For many years now, emigration and depopulation have been competing for the front pages of Croatian newspapers, with frequent use of alarmist terms like “exodus” and “demographic catastrophe”. In any case, there are plenty of generally younger citizens who can testify to having left their native soil for northern Europe, trbuhom za kruh – a rather colourful expression which can be translated as “following the belly, in search of bread”.
President Kolinda Grabar Kitarović has spoken frequently about the demographic question, calling it a “vital question” and a “battle for existence”. To fight this battle, Grabar Kitarović has established a team of experts. The proposals put forward in 2018 involve some generic economic stimuli, tax cuts, public administration reform, incentives for childbirth, as well as the old dream of bringing the diaspora back home.

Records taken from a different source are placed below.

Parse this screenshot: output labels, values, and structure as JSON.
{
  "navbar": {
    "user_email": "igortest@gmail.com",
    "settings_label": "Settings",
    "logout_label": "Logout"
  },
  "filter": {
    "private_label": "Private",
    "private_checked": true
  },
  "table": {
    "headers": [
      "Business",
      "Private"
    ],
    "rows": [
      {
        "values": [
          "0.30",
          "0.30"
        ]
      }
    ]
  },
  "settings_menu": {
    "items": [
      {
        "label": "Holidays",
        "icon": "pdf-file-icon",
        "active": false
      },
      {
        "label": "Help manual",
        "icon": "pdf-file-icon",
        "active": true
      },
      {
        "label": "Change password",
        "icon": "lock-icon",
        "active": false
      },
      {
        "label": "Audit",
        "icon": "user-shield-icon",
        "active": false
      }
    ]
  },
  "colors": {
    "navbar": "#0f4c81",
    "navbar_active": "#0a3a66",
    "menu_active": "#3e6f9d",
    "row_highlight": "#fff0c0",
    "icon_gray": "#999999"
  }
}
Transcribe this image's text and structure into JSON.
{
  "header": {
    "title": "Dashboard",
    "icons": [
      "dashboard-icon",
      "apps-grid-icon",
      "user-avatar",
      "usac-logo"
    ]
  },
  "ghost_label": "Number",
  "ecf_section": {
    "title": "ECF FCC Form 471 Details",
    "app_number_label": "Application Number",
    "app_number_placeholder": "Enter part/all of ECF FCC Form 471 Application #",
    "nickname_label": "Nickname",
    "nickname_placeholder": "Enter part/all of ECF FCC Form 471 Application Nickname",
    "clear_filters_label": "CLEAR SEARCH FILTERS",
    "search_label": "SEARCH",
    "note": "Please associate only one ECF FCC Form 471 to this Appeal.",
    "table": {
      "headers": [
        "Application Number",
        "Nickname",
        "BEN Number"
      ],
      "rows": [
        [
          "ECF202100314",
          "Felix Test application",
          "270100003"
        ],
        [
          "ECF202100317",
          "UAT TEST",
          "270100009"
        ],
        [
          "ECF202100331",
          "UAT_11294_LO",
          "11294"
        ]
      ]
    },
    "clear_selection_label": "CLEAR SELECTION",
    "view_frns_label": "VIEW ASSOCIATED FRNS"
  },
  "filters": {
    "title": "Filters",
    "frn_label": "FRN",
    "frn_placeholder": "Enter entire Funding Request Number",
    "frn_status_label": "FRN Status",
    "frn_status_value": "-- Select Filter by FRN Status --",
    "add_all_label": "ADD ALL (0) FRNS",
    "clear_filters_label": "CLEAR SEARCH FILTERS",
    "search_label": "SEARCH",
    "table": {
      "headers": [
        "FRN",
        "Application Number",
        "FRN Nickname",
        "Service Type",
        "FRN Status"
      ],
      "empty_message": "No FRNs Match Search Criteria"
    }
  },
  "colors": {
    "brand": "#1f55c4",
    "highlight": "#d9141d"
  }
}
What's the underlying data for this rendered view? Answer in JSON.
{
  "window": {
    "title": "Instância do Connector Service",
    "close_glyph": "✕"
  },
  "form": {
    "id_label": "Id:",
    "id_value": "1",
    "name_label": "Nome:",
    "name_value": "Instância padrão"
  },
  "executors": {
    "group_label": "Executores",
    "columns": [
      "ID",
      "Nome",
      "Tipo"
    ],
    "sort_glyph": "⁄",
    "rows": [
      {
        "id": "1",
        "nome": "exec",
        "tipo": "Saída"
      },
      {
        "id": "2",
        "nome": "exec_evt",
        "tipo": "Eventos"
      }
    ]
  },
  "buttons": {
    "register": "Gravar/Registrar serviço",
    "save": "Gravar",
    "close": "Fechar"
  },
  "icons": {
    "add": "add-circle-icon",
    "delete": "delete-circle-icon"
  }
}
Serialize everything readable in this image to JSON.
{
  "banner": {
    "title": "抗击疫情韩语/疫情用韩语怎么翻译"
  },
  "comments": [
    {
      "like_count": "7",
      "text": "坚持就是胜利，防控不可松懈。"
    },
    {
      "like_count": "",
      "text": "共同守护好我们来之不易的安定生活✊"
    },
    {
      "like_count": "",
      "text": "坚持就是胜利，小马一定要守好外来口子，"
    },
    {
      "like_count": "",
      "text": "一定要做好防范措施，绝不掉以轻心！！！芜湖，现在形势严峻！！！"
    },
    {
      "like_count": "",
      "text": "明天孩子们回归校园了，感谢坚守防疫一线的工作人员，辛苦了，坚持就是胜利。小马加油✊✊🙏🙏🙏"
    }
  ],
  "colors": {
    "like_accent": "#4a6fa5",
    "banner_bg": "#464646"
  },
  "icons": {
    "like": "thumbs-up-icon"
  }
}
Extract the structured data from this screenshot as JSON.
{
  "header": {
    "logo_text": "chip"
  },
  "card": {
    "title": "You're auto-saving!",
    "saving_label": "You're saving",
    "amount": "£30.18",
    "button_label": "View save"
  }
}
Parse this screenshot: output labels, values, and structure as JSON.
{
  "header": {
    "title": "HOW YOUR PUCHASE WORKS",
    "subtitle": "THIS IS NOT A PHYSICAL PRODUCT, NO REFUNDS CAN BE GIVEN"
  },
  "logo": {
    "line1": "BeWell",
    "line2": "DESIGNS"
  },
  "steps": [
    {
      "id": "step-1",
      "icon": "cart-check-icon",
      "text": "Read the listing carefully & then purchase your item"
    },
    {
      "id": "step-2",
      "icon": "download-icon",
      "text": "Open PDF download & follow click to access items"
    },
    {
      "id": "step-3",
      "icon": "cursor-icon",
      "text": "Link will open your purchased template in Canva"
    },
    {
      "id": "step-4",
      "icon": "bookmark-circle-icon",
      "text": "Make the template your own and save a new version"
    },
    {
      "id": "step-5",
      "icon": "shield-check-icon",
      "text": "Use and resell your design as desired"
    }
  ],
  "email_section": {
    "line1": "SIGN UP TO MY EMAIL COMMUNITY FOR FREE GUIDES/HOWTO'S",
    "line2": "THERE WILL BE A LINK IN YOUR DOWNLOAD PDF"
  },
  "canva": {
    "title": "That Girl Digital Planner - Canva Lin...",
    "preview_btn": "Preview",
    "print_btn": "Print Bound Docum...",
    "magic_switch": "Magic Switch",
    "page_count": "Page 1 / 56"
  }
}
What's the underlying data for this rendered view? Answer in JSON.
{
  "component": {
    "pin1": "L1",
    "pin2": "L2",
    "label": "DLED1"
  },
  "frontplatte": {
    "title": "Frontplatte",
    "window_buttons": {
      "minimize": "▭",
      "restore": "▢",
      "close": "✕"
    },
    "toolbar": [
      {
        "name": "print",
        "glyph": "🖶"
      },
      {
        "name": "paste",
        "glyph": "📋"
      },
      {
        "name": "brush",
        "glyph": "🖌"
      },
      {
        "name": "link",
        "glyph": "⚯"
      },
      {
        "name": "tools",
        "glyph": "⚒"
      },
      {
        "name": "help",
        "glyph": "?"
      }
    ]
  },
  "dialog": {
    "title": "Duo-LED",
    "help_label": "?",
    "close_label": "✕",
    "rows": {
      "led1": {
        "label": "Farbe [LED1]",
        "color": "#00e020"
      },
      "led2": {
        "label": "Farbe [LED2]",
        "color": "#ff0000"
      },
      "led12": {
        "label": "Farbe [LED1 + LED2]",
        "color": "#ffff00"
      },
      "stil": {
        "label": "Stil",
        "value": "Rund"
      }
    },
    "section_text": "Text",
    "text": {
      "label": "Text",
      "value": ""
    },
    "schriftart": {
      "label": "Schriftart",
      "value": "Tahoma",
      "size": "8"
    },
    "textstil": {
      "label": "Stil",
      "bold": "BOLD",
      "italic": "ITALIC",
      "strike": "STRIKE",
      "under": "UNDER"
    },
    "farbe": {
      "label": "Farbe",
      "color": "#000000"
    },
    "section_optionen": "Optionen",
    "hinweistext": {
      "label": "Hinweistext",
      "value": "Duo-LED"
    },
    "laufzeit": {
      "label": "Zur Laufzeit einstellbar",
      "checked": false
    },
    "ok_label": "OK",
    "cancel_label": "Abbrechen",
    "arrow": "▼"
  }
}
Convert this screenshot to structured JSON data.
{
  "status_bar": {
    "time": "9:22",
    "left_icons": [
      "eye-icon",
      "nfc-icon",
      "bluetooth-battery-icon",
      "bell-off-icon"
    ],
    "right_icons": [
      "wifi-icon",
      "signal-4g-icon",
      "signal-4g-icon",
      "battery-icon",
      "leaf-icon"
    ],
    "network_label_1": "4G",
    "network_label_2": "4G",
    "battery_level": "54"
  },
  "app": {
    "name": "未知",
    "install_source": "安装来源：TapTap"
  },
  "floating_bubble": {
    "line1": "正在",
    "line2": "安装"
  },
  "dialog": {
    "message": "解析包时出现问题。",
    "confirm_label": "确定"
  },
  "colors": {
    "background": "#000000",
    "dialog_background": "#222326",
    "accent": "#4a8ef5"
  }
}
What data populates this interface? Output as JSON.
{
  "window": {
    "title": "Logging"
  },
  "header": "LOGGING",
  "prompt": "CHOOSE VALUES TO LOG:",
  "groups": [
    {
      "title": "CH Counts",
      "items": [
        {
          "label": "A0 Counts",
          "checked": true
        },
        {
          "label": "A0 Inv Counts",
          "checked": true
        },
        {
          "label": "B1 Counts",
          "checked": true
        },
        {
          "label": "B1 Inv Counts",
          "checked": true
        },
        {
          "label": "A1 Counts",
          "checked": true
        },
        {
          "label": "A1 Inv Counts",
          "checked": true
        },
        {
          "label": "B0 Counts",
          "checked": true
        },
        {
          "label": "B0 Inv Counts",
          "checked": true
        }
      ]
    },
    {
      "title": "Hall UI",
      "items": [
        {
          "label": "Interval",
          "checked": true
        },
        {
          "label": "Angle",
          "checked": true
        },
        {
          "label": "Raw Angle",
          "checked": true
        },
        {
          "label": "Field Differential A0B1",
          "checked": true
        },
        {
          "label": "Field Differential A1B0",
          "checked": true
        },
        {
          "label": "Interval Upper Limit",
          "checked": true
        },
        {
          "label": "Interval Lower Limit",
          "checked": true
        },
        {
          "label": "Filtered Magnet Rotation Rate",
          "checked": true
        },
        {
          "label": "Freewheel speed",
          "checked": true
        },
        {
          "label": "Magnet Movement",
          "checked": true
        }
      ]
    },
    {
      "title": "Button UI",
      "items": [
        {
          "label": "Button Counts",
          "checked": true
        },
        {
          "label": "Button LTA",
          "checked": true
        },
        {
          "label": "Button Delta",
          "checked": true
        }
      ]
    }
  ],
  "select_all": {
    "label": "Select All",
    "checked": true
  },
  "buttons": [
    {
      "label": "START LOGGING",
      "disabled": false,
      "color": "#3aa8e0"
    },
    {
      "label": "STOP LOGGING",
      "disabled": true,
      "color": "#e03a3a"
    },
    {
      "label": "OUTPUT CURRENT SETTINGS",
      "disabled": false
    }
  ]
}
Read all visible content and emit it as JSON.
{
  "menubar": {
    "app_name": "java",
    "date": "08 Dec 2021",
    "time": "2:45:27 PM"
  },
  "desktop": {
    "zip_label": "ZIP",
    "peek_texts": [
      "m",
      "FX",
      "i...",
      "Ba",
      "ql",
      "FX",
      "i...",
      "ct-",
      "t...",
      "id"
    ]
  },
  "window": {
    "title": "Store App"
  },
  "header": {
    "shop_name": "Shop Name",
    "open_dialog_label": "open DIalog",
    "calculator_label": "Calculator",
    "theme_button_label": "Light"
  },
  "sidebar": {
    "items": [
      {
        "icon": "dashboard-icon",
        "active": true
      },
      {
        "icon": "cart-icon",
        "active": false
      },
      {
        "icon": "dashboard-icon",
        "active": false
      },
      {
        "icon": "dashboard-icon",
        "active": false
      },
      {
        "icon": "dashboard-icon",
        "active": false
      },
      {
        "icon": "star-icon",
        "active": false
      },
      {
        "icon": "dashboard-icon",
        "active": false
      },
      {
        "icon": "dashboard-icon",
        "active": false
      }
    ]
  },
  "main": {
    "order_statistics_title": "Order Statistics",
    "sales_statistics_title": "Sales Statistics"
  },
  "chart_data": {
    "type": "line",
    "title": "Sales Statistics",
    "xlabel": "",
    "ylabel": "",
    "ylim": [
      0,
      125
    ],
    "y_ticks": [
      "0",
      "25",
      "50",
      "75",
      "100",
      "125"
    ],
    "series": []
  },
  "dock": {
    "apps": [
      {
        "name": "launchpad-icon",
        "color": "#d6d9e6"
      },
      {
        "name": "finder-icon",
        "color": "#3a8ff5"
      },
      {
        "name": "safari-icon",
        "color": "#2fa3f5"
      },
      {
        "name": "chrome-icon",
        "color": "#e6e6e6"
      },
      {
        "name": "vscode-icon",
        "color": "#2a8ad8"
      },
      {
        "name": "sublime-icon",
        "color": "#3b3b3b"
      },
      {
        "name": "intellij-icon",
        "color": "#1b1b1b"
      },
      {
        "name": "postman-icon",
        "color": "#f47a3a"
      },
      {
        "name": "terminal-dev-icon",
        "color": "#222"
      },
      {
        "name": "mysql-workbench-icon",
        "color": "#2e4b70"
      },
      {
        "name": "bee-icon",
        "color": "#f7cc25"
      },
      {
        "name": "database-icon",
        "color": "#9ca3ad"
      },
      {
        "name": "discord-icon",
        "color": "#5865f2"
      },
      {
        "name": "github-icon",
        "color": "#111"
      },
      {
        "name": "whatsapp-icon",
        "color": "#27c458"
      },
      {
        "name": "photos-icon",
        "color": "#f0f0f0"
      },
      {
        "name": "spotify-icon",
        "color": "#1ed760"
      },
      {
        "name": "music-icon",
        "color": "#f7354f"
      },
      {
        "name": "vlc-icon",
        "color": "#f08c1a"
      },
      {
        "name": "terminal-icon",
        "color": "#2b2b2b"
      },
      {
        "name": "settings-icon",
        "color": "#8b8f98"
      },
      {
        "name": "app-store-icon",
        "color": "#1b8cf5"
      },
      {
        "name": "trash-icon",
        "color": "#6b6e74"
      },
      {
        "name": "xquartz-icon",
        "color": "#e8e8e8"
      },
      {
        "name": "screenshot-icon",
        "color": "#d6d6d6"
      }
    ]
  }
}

Recently, during a visit to Virovitica-Podravska, Grabar Kitarović again stressed the need for solutions to the demographic question, especially in the counties directly affected by “greater Serbian aggression”. These claims, deploying an expression already at the centre of arguments with Serbia, still conceal a shocking truth. Independent Croatia has lavished plenty of words on the areas which were on the front-line of the “patriotic war”, Lika and Slavonia especially, but has allowed them to die economically. In Lika, a mountainous region, the migratory tradition has been strong since the time of the Austro-Hungarian empire. Vukovar, on the other hand, in the centre of fertile Slavonia, used to be an immigration destination during socialist Yugoslavia, but has languished for two decades in a state of economic prostration and is quite literally emptying out. An initial analysis already illustrates how the emigration of Croatian workers is rooted in a combination of both long-term and short-term phenomena.
In 2013, Croatia joined the European Union at a time of profound economic crisis which caused a surge in unemployment, especially in 2013 and 2014 when it reached over 17 percent. Croatia’s entry to the European Union therefore became a driver for emigration. The numbers have become even greater since 2015, when Croatian workers began to enjoy full freedom of movement within the majority of EU countries, including Germany.
In this regard, Croatia is hardly unique, since mass emigration has characterised many other countries which recently joined the European Union.
Today, three Eastern European countries top the ranking of EU countries with the highest percentage of their workforces living abroad. In 2018, 21.3 percent of working age Romanians resided abroad. Romania is followed by Croatia (15.4 percent), Lithuania (14.5 percent), Portugal (13.6 percent) and Bulgaria (13.3 percent). It should be remembered here that mass emigration from Croatia had already begun in the 1990s. Meanwhile, estimates for the total number of Croatian citizens who have emigrated are still uncertain.
Figures and percentages
According to the Croatian statistics institute, after Croatia joined the EU the annual number of emigrants grew from 15,262 in 2013 to 39,515 in 2018 (with a peak of 47,532 in 2017).
Nevertheless, the statistics probably fail to paint the full picture, given the difficulty in determining the genuine emigrants, especially when they still officially reside in Croatia. In some cases this is due to a desire to keep health insurance in Croatia, and benefit from health services which are considerably cheaper than in the countries to which Croatians tend to emigrate. This is testified by the fact that the total number of Croatians with insurance is around 200,000 more than that of actual inhabitants.
According to an investigation by newspaper Jutarnji list, which only counts Croatian citizens residing in their three main emigration destinations – Germany, Ireland and Austria – the numbers should be much higher